By Tom Charity, Special to CNN
Jason Bateman and Jennifer Aniston's characters are best friends. He's an investment analyst, and she wants a sperm donor.
Jason Bateman and Jennifer Aniston's characters are best friends. He's an investment analyst, and she wants a sperm donor.
  • After so many ho-hum Aniston movies, "The Switch" surprises
  • The film is based on a short story by Jeffrey Eugenides ("The Virgin Suicides")
  • Bateman gets a major assist from co-star Jeff Goldblum

(CNN) -- Now here's a shocker: After a bunch of ho-hum Jennifer Aniston romantic comedies, "The Switch" is actually pretty good. Maybe that's because it's more of a Jason Bateman movie at heart: beady-eyed, needy and compulsively self-critical.

No need to get carried away -- it's not exuberantly inventive like "Scott Pilgrim" or as uproariously funny as "The Other Guys" (co-directors Josh Gordon and Will Speck cut their teeth on Will Ferrell's skating romp "Blades of Glory"). But if you're looking for a few laughs at a more-mature couple movie, this is probably your best bet right now.

Based on a short story by Jeffrey Eugenides (who's also the author of "The Virgin Suicides"), Allan Loeb's witty screenplay boldly skips the obligatory meet-cute scene. Wally (Jason Bateman) and Kassie (Aniston) are the best of friends. He's a neurotic investment analyst and a lousy dresser. She's looking for a sperm donor. But not just anyone: someone with a great sense of humor, someone tall, someone willing to meet up and look her in the eye.

Wally's exception to this idea is not religious or ideological, but on a gut level it feels all wrong.

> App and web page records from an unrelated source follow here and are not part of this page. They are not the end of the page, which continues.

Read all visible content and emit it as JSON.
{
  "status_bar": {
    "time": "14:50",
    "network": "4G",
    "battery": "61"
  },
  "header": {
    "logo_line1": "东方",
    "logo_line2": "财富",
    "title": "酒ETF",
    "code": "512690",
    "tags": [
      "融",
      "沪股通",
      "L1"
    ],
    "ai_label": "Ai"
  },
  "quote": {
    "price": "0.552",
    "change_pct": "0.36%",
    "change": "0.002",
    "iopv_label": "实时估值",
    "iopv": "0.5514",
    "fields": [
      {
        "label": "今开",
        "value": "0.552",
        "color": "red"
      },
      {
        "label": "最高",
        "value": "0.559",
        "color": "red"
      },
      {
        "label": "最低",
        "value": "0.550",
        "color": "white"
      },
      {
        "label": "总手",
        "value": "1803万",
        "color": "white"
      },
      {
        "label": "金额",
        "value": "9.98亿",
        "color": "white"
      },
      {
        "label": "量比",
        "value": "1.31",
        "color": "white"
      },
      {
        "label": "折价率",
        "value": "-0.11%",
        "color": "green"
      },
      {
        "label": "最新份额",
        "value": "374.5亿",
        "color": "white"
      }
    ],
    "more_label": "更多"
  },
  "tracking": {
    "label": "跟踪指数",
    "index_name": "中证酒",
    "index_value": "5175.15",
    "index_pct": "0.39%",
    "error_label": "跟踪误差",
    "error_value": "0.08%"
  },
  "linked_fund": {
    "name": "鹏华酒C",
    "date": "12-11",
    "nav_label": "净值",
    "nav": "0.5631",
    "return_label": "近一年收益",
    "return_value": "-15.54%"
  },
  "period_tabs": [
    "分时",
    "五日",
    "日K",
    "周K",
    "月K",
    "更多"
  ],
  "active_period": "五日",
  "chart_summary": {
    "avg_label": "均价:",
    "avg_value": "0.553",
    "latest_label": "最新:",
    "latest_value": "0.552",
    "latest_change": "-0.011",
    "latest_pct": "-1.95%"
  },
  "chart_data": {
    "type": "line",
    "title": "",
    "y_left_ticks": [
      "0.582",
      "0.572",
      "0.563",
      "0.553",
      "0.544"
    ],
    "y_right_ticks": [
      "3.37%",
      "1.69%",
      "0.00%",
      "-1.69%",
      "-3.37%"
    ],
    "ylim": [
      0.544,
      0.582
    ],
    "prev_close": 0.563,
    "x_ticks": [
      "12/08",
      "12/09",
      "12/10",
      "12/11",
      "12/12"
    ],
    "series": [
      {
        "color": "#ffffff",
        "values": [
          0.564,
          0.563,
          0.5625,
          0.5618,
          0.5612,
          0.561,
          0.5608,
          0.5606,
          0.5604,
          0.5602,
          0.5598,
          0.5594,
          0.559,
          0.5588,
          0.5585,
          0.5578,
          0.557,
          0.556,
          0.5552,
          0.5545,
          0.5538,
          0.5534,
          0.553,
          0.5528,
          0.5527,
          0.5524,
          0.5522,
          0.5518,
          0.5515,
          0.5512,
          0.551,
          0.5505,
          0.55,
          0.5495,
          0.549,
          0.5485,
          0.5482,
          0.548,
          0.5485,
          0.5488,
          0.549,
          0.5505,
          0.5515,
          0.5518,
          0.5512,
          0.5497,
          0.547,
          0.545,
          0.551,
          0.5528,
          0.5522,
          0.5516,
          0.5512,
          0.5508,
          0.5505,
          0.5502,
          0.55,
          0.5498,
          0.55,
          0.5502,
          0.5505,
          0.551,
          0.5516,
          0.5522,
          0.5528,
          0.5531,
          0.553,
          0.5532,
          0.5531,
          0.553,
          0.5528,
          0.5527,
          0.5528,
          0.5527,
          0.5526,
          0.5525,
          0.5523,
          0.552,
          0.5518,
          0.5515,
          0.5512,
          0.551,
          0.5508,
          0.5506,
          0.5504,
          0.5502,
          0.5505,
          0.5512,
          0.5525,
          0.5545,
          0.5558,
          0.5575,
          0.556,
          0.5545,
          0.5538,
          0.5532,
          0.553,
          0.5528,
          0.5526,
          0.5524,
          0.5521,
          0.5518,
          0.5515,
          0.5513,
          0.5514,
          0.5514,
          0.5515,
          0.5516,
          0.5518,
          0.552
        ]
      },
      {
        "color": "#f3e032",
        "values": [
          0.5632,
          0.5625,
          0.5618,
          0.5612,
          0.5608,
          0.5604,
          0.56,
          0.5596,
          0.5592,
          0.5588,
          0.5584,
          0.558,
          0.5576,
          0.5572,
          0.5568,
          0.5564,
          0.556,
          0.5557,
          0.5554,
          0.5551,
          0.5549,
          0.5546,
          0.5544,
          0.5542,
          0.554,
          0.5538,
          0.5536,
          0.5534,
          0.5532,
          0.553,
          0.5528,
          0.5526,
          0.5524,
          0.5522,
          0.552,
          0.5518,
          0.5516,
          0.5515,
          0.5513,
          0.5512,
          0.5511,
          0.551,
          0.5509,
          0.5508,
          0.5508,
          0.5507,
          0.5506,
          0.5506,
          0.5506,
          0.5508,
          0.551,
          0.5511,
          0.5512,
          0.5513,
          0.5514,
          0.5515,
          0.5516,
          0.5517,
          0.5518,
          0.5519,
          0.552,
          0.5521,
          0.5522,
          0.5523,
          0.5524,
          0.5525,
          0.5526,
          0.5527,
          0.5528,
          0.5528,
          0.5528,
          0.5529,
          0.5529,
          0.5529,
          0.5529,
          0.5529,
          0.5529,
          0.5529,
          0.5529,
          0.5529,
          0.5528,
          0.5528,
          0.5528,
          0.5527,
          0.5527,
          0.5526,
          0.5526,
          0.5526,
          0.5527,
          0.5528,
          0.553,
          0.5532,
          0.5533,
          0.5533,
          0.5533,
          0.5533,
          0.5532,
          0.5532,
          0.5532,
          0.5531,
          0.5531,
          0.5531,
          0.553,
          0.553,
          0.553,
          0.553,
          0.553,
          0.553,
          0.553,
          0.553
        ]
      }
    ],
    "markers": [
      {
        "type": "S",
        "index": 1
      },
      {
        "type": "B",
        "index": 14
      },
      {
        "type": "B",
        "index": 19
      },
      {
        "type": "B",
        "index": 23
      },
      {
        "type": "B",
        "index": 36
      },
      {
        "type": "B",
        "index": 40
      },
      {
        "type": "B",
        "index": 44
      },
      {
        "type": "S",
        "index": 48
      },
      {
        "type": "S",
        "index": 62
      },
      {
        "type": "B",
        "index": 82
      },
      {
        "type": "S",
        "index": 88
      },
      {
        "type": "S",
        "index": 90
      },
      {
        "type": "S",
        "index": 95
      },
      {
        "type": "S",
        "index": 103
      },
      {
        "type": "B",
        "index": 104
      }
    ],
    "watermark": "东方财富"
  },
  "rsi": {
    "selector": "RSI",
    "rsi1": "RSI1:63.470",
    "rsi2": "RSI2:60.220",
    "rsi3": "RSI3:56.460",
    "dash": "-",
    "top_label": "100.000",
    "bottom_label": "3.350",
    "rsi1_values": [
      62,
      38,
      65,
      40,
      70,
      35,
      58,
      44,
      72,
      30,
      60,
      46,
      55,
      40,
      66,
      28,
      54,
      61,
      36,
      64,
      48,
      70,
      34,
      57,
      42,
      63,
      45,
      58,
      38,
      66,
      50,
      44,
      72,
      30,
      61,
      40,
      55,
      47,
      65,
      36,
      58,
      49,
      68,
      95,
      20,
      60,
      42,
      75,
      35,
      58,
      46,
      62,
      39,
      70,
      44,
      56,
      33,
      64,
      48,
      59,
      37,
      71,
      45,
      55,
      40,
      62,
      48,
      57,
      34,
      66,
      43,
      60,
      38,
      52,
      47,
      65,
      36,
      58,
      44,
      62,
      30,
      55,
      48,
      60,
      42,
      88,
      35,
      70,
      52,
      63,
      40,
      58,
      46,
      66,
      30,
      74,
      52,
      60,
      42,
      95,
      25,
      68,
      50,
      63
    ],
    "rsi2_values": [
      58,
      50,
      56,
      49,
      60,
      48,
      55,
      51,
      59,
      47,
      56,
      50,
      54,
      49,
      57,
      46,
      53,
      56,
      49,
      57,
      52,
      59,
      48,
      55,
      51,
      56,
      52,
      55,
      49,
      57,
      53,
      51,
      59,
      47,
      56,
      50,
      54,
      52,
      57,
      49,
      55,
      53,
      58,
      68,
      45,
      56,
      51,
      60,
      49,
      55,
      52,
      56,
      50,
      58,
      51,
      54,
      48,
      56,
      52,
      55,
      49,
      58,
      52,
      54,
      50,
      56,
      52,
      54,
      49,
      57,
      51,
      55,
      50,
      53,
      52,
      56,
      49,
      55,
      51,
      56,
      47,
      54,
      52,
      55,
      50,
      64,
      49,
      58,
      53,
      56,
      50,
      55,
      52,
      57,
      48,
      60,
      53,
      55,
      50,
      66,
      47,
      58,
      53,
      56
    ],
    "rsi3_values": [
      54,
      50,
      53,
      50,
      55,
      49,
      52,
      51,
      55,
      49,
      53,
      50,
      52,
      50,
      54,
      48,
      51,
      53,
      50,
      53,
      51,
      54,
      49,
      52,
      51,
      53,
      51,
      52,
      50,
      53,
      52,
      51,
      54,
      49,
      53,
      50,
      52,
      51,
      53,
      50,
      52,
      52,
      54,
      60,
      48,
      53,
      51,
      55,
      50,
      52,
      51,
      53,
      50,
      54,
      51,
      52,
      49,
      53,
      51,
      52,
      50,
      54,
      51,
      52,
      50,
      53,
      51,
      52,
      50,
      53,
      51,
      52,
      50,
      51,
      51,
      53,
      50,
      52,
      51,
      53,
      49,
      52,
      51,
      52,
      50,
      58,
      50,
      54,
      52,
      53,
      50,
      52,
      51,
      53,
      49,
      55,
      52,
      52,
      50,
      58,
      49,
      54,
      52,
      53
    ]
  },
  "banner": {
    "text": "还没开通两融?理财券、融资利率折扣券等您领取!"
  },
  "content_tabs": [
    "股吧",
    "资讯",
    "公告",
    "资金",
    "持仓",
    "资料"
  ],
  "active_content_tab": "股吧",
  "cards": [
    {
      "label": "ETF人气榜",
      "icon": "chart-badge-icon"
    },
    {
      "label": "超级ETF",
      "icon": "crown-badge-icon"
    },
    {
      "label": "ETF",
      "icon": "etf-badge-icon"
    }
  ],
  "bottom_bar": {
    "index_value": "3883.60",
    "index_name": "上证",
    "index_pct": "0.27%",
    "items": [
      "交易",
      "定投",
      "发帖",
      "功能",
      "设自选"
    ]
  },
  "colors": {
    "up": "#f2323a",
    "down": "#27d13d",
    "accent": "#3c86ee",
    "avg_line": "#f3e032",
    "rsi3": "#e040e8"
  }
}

Mostly, we can see, it's because he never even made the list, and that has to hurt. Even if he hasn't admitted it to himself (let alone Kassie), she is the one for him.

Video: Jennifer Aniston's 'R-word' slip-up

Even if we're primed for it by the trailers, the switch itself is a bit of a stretch. Drunk at Kassie's insemination party (who wouldn't be?), Wally "accidentally" spills the donor's seed and replaces it with his own.

Just how drunk is he? Drunk enough that he forgets all about this episode for seven years, while Kassie brings up their kid in blissful ignorance and out of state. It's only when mother and child return to the Big Apple that Wally begins to wonder about his intuitive connection with little Sebastian, a first-grade hypochondriac who collects picture frames for a hobby.

Wally's rival for Kassie's attentions isn't Sebastian, but the sperm donor -- another of Patrick Wilson's too-good-to-be-true guys: super-fit, super-smart and superficial.

The movie spends too much time affirming the bond between the angsty bachelor dad and his even more introverted boy (a touching performance by Thomas Robinson), and not nearly enough trying to convince us that Aniston and Bateman are a match made in heaven. Their chemistry never gets beyond the test tube level -- Wilson really does seem a more likely prospect. But it's a kick watching Bateman carry off a genuinely unromantic lead -- Wally almost never says the right thing. He's funny enough to have us pulling for him regardless.

Bateman gets a major assist from Jeff Goldblum in the obligatory sidekick role. It feels like eons since he starred in "Jurassic Park," but Goldblum's quirky, off-the-cuff line-readings keep jerking "The Switch" back on track.